If Bradley is there to keep me grounded in archaeology, I’d also want Elain Harwood’s Space, Hope and Brutalism: English Architecture 1945 – 1975 (2015) around to push my mind in other directions. Thanks to my wide-ranging work commitments at Historic England I’ve learned a huge amount about architecture of late, especially 20th century architecture, which is not something I have an intellectual background in. Elain’s book is a brilliant, many-limbed monster in every way, intellectually and physically, and this work ought to be read by all archaeologists: it raises huge questions about the human transformation of the landscape far beyond the immediate ‘ brutalist’ urban horizons that might be expected. In a different manner, its wonderful photography of these incredibly exciting post-war buildings would also remind me of the urban environment that lies beyond my new island home. Plus, it’s also simply a bloody huge thing about two inches thick, so if nothing else I could drop it on any scary insects or animals that disturb me in my island eyrie.
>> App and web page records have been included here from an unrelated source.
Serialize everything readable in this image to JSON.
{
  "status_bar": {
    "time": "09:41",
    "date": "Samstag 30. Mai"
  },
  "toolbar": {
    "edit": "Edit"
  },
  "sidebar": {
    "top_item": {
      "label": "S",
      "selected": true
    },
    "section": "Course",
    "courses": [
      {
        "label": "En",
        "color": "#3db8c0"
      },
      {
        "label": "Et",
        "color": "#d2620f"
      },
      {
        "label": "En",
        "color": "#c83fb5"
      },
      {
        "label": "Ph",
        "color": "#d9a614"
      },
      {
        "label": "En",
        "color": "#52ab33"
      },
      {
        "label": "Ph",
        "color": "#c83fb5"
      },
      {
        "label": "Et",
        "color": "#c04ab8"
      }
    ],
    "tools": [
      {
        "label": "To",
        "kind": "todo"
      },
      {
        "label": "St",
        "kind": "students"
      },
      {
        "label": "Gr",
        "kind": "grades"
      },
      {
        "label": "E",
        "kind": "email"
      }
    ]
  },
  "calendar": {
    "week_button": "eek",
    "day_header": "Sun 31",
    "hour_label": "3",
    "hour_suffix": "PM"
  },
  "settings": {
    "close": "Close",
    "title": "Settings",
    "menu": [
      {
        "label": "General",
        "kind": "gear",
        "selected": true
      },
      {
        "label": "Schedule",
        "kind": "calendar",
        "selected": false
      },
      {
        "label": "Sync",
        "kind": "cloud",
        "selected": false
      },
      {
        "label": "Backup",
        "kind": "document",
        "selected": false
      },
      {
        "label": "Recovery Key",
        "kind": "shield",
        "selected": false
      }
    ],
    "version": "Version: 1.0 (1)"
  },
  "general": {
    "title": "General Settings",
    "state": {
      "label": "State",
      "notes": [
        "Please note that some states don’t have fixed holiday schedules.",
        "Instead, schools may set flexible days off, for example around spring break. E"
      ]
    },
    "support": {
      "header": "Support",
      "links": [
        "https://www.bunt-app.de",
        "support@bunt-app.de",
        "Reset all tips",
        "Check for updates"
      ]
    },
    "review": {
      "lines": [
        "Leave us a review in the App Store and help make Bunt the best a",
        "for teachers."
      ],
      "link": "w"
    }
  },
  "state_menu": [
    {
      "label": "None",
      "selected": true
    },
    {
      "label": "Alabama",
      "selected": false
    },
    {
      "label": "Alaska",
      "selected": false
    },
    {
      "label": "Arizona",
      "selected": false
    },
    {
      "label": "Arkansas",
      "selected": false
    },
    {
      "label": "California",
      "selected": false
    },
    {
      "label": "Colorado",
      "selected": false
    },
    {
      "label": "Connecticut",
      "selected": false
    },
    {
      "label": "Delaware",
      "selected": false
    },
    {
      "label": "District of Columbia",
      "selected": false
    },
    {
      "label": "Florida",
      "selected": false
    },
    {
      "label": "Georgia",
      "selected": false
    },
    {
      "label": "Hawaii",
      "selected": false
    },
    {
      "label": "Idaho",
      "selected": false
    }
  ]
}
Another book that I think all archaeologists ought to read is Simon Bradley’s The Railways: Nation, Network and People (2015). Like Elain Harwood’s work, on first impressions a lot of archaeologists might ask – ‘what’s this got to do with archaeology?’. Bradley’s book though is once again a multifaceted work of history, art history, archaeology and ethnography, covering a vast range of subjects in impressive speed and with tremendous verve. Few other books have excited me more of late – it’s extraordinarily well written and edited, barely a word or sentence out of place, and is genuinely gripping, as well as being huge fun: I laughed out loud on repeated occasions while reading it. It is therefore a masterclass in good writing and synthesis, making what could be a dull and technical subject flash into life. Although about the 19th and 20th century emergence of British railways, it is in fact so much more, being about science, economy, art and technology as well as more intangible issues like intellectual process, social relations and behaviour. Everyone should read it – my hope is that he now writes a companion volume on other railways around the world…
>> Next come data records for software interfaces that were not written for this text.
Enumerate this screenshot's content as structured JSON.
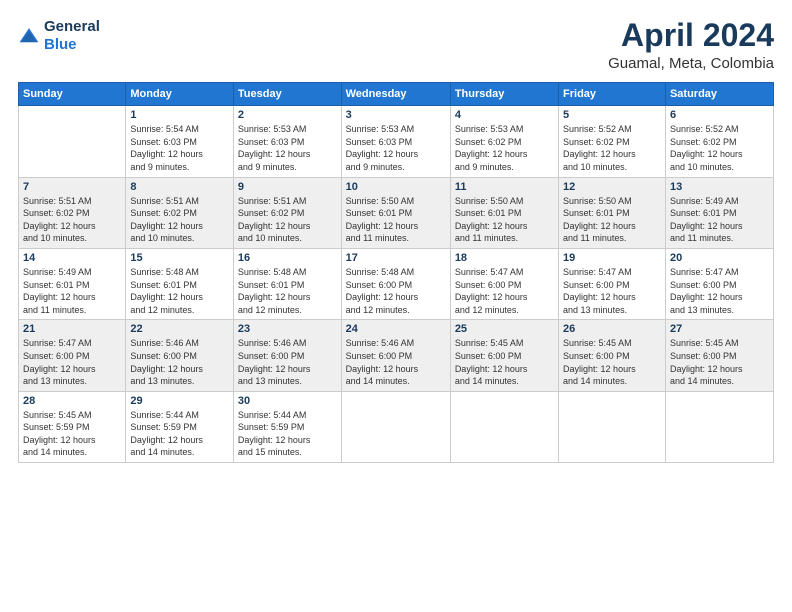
{
  "header": {
    "logo_line1": "General",
    "logo_line2": "Blue",
    "month": "April 2024",
    "location": "Guamal, Meta, Colombia"
  },
  "days_of_week": [
    "Sunday",
    "Monday",
    "Tuesday",
    "Wednesday",
    "Thursday",
    "Friday",
    "Saturday"
  ],
  "weeks": [
    [
      {
        "day": "",
        "info": ""
      },
      {
        "day": "1",
        "info": "Sunrise: 5:54 AM\nSunset: 6:03 PM\nDaylight: 12 hours\nand 9 minutes."
      },
      {
        "day": "2",
        "info": "Sunrise: 5:53 AM\nSunset: 6:03 PM\nDaylight: 12 hours\nand 9 minutes."
      },
      {
        "day": "3",
        "info": "Sunrise: 5:53 AM\nSunset: 6:03 PM\nDaylight: 12 hours\nand 9 minutes."
      },
      {
        "day": "4",
        "info": "Sunrise: 5:53 AM\nSunset: 6:02 PM\nDaylight: 12 hours\nand 9 minutes."
      },
      {
        "day": "5",
        "info": "Sunrise: 5:52 AM\nSunset: 6:02 PM\nDaylight: 12 hours\nand 10 minutes."
      },
      {
        "day": "6",
        "info": "Sunrise: 5:52 AM\nSunset: 6:02 PM\nDaylight: 12 hours\nand 10 minutes."
      }
    ],
    [
      {
        "day": "7",
        "info": "Sunrise: 5:51 AM\nSunset: 6:02 PM\nDaylight: 12 hours\nand 10 minutes."
      },
      {
        "day": "8",
        "info": "Sunrise: 5:51 AM\nSunset: 6:02 PM\nDaylight: 12 hours\nand 10 minutes."
      },
      {
        "day": "9",
        "info": "Sunrise: 5:51 AM\nSunset: 6:02 PM\nDaylight: 12 hours\nand 10 minutes."
      },
      {
        "day": "10",
        "info": "Sunrise: 5:50 AM\nSunset: 6:01 PM\nDaylight: 12 hours\nand 11 minutes."
      },
      {
        "day": "11",
        "info": "Sunrise: 5:50 AM\nSunset: 6:01 PM\nDaylight: 12 hours\nand 11 minutes."
      },
      {
        "day": "12",
        "info": "Sunrise: 5:50 AM\nSunset: 6:01 PM\nDaylight: 12 hours\nand 11 minutes."
      },
      {
        "day": "13",
        "info": "Sunrise: 5:49 AM\nSunset: 6:01 PM\nDaylight: 12 hours\nand 11 minutes."
      }
    ],
    [
      {
        "day": "14",
        "info": "Sunrise: 5:49 AM\nSunset: 6:01 PM\nDaylight: 12 hours\nand 11 minutes."
      },
      {
        "day": "15",
        "info": "Sunrise: 5:48 AM\nSunset: 6:01 PM\nDaylight: 12 hours\nand 12 minutes."
      },
      {
        "day": "16",
        "info": "Sunrise: 5:48 AM\nSunset: 6:01 PM\nDaylight: 12 hours\nand 12 minutes."
      },
      {
        "day": "17",
        "info": "Sunrise: 5:48 AM\nSunset: 6:00 PM\nDaylight: 12 hours\nand 12 minutes."
      },
      {
        "day": "18",
        "info": "Sunrise: 5:47 AM\nSunset: 6:00 PM\nDaylight: 12 hours\nand 12 minutes."
      },
      {
        "day": "19",
        "info": "Sunrise: 5:47 AM\nSunset: 6:00 PM\nDaylight: 12 hours\nand 13 minutes."
      },
      {
        "day": "20",
        "info": "Sunrise: 5:47 AM\nSunset: 6:00 PM\nDaylight: 12 hours\nand 13 minutes."
      }
    ],
    [
      {
        "day": "21",
        "info": "Sunrise: 5:47 AM\nSunset: 6:00 PM\nDaylight: 12 hours\nand 13 minutes."
      },
      {
        "day": "22",
        "info": "Sunrise: 5:46 AM\nSunset: 6:00 PM\nDaylight: 12 hours\nand 13 minutes."
      },
      {
        "day": "23",
        "info": "Sunrise: 5:46 AM\nSunset: 6:00 PM\nDaylight: 12 hours\nand 13 minutes."
      },
      {
        "day": "24",
        "info": "Sunrise: 5:46 AM\nSunset: 6:00 PM\nDaylight: 12 hours\nand 14 minutes."
      },
      {
        "day": "25",
        "info": "Sunrise: 5:45 AM\nSunset: 6:00 PM\nDaylight: 12 hours\nand 14 minutes."
      },
      {
        "day": "26",
        "info": "Sunrise: 5:45 AM\nSunset: 6:00 PM\nDaylight: 12 hours\nand 14 minutes."
      },
      {
        "day": "27",
        "info": "Sunrise: 5:45 AM\nSunset: 6:00 PM\nDaylight: 12 hours\nand 14 minutes."
      }
    ],
    [
      {
        "day": "28",
        "info": "Sunrise: 5:45 AM\nSunset: 5:59 PM\nDaylight: 12 hours\nand 14 minutes."
      },
      {
        "day": "29",
        "info": "Sunrise: 5:44 AM\nSunset: 5:59 PM\nDaylight: 12 hours\nand 14 minutes."
      },
      {
        "day": "30",
        "info": "Sunrise: 5:44 AM\nSunset: 5:59 PM\nDaylight: 12 hours\nand 15 minutes."
      },
      {
        "day": "",
        "info": ""
      },
      {
        "day": "",
        "info": ""
      },
      {
        "day": "",
        "info": ""
      },
      {
        "day": "",
        "info": ""
      }
    ]
  ]
}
My final book is an undeniable luxury, but everyone needs a a few luxuries in any life. It is the book that I co-edited with my old friend and intellectual collaborator Marcy Rockman, Archaeology in Society: its Relevance in the Modern World (2012). Before you think that this sounds like the most awful self-aggrandisement, let me explain; I’d like a copy on the island not out of some misplaced sense of narcissism, but because I know I’d be very lonely at times in my exile and would want something to remind me of all of my family and friends out there searching (I hope!) for me. The book is dedicated (in my part) to my wife Jennifer, and is full of the most brilliant observations by a wide range of heritage practitioners from around the world. Stemming from a Society for Historical Archaeology conference session that Marcy and I organised years ago, it’s effectively our dream party guest-list of all the coolest and most interesting people that we know, and resulted in a series of friendships – and awesome dinners, drinks and parties – that I love to remember. So I’d sit eating my part-cooked rat or whatever other food I manage to capture or forage on the island and dream of the amazing meal I’d have with all of these people plus other friends and family after my successful rescue!
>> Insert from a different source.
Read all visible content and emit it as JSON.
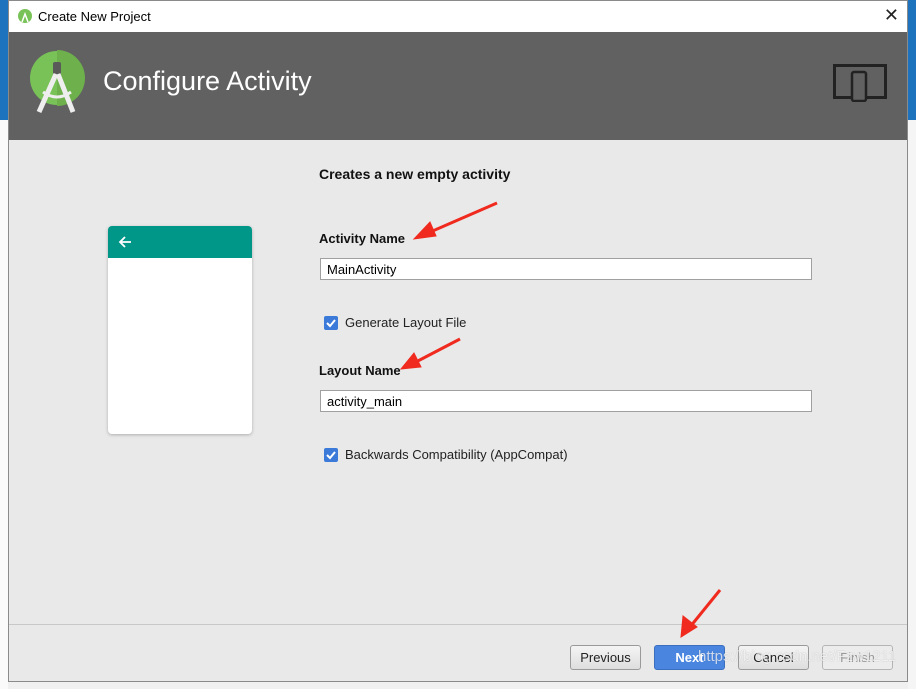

Joe Flatman is the Head of Central Casework and Programmes in Historic England’s Designation Department